### Action item
Among the lines below, copy each one in which "Moving" appears.

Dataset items
╭──
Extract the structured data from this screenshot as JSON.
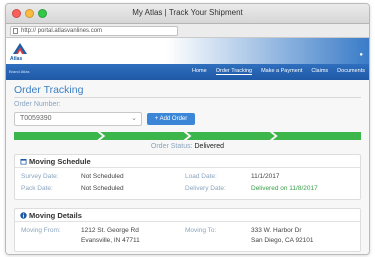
{
  "window": {
    "title": "My Atlas | Track Your Shipment"
  },
  "browser": {
    "url": "http:// portal.atlasvanlines.com"
  },
  "brand": {
    "logo_text": "Atlas",
    "tagline": "Brand Atlas",
    "accent": "#2f6fbd",
    "progress_color": "#3cb54a"
  },
  "nav": {
    "items": [
      {
        "label": "Home"
      },
      {
        "label": "Order Tracking"
      },
      {
        "label": "Make a Payment"
      },
      {
        "label": "Claims"
      },
      {
        "label": "Documents"
      }
    ]
  },
  "page": {
    "title": "Order Tracking"
  },
  "order": {
    "label": "Order Number:",
    "selected": "T0059390",
    "add_label": "+ Add Order"
  },
  "progress": {
    "segments_complete": 4,
    "segments_total": 4
  },
  "status": {
    "label": "Order Status:",
    "value": "Delivered"
  },
  "schedule": {
    "title": "Moving Schedule",
    "survey_label": "Survey Date:",
    "survey_value": "Not Scheduled",
    "pack_label": "Pack Date:",
    "pack_value": "Not Scheduled",
    "load_label": "Load Date:",
    "load_value": "11/1/2017",
    "delivery_label": "Delivery Date:",
    "delivery_value": "Delivered on 11/8/2017"
  },
  "details": {
    "title": "Moving Details",
    "from_label": "Moving From:",
    "from_line1": "1212 St. George Rd",
    "from_line2": "Evansville, IN 47711",
    "to_label": "Moving To:",
    "to_line1": "333 W. Harbor Dr",
    "to_line2": "San Diego, CA 92101"
  }
}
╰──
### Your solution
    "title": "Moving Schedule",
    "title": "Moving Details",
    "from_label": "Moving From:",
    "to_label": "Moving To:",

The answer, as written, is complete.